- [To do] Read the records below. Copy each line where the string "screenshot" occurs.

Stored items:
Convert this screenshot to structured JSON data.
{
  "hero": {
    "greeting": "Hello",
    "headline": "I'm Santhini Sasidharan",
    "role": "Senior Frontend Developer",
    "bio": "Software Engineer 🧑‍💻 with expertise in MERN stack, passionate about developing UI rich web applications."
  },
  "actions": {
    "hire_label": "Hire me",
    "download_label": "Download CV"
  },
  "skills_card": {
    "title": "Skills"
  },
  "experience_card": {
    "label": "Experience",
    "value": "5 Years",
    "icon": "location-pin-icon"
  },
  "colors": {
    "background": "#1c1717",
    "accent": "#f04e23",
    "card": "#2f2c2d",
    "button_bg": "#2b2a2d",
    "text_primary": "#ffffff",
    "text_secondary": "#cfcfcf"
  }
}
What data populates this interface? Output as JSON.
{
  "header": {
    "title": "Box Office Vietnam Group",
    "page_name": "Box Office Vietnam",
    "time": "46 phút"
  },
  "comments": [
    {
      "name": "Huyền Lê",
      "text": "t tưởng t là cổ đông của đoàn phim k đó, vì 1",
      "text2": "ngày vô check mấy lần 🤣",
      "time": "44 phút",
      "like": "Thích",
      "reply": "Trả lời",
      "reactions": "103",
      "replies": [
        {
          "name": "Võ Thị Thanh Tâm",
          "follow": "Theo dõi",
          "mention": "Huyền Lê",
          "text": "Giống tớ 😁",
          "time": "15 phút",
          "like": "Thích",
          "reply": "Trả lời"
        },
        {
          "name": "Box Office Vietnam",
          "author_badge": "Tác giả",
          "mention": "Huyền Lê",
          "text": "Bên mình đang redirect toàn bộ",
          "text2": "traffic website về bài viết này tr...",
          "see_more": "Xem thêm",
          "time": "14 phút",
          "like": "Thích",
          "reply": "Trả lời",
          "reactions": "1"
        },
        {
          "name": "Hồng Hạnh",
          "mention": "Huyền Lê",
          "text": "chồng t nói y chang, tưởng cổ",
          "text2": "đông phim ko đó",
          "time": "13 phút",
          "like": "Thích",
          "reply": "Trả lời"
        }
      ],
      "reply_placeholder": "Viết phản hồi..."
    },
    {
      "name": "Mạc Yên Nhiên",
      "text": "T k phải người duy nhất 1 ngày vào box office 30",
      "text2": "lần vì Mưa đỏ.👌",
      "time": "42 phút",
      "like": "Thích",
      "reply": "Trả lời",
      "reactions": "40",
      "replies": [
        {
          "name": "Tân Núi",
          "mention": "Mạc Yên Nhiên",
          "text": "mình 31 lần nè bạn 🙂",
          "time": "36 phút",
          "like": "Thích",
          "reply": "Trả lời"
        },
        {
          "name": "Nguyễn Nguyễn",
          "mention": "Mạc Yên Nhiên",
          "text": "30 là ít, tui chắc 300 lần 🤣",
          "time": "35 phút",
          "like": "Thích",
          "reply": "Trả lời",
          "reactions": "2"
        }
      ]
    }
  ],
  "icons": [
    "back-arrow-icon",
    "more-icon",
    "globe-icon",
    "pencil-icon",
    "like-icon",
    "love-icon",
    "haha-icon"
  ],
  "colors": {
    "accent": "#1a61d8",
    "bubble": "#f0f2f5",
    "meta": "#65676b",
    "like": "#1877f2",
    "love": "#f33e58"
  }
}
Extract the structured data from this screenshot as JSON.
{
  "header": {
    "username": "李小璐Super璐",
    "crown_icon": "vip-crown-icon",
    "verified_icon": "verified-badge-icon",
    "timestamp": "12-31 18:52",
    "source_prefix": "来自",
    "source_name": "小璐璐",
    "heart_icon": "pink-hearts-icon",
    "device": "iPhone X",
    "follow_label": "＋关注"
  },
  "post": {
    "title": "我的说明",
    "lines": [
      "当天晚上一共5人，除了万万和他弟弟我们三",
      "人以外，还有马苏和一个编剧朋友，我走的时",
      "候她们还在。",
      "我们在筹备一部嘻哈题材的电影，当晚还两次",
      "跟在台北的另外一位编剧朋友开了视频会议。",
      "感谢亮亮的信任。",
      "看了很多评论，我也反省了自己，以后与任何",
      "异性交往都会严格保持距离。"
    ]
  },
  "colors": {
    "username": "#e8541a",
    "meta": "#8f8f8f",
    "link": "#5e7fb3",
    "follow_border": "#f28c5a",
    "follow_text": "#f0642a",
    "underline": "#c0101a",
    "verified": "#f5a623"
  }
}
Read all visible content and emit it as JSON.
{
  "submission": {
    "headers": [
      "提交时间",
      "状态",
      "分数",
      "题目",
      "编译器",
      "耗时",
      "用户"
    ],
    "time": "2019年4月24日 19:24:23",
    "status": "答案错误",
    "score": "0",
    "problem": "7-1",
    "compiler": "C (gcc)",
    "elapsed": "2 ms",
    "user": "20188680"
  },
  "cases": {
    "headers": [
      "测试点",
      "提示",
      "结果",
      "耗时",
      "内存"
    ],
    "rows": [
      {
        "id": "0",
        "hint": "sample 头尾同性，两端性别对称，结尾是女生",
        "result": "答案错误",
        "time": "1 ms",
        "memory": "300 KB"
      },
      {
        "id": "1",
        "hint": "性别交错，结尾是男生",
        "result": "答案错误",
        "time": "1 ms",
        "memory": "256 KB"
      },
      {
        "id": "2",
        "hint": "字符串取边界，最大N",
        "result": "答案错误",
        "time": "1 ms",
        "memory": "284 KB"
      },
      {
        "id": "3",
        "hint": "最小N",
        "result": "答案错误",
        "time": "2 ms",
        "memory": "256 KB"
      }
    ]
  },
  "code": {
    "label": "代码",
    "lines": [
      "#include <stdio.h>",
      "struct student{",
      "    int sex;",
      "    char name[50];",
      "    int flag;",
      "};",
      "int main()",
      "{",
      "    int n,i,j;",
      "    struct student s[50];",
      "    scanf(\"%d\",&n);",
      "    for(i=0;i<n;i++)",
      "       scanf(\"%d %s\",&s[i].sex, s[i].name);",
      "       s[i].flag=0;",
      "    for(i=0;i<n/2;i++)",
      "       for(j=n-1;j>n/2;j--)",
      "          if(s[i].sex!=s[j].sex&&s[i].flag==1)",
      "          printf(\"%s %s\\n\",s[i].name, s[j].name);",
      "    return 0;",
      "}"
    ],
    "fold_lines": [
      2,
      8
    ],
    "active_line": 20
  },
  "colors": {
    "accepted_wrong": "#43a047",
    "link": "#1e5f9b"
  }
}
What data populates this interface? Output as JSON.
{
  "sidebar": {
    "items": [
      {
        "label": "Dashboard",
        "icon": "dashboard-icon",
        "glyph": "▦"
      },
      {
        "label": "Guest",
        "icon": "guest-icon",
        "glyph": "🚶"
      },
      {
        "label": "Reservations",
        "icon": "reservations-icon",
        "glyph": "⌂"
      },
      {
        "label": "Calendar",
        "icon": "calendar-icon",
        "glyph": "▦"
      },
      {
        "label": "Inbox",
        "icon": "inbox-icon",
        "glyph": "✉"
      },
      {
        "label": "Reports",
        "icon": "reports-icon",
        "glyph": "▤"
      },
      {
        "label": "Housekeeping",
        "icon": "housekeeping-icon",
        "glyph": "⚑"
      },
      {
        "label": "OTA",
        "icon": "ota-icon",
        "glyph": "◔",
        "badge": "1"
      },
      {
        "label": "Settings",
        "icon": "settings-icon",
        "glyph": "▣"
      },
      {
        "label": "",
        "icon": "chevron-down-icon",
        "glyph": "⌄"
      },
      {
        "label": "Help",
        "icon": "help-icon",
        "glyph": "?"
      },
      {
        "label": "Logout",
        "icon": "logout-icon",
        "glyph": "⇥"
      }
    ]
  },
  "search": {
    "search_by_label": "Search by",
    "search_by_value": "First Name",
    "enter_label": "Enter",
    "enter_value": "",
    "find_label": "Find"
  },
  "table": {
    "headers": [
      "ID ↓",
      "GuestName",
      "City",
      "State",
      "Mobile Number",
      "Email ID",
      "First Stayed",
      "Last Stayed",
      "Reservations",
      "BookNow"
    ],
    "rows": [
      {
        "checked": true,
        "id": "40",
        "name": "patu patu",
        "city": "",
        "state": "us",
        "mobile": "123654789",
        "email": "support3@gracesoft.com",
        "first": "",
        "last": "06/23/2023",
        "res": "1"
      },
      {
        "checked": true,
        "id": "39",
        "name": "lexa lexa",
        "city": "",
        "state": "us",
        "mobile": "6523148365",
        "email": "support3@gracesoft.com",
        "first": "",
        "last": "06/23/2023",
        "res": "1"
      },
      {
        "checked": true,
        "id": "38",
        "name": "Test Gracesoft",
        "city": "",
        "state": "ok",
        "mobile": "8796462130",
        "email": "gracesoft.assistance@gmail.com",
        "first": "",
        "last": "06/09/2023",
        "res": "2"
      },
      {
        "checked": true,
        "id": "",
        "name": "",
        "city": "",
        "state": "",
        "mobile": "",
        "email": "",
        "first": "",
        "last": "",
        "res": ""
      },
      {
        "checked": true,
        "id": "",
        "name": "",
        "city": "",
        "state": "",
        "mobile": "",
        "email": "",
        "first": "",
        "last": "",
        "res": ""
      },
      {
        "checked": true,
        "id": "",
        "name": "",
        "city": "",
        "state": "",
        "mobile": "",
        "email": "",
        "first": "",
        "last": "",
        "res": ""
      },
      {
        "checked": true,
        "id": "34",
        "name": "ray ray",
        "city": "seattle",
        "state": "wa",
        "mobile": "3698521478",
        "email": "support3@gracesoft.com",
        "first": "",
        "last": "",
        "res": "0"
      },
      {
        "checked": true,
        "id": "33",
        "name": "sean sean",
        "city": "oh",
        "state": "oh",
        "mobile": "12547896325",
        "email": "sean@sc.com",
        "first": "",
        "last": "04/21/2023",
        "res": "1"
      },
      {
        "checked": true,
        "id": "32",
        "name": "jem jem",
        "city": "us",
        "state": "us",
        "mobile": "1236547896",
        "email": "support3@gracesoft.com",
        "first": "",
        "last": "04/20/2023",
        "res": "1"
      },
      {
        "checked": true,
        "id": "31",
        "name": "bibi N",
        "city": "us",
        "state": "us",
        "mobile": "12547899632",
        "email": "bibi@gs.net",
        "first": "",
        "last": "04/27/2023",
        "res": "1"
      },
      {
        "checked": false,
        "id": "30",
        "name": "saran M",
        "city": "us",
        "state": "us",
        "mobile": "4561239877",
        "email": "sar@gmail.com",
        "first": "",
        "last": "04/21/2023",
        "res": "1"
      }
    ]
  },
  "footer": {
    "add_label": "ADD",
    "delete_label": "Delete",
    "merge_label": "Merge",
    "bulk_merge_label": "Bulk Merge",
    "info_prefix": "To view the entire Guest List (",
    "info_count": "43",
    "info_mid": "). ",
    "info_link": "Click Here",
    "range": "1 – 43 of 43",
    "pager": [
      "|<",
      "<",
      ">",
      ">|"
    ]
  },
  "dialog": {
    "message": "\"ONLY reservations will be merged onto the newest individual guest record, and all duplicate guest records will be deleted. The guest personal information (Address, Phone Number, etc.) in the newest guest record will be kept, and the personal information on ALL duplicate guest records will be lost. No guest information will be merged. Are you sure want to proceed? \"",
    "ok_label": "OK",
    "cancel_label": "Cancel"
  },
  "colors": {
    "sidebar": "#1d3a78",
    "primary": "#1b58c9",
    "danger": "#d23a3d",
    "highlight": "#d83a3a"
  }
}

- [Written answer]
Convert this screenshot to structured JSON data.
Extract the structured data from this screenshot as JSON.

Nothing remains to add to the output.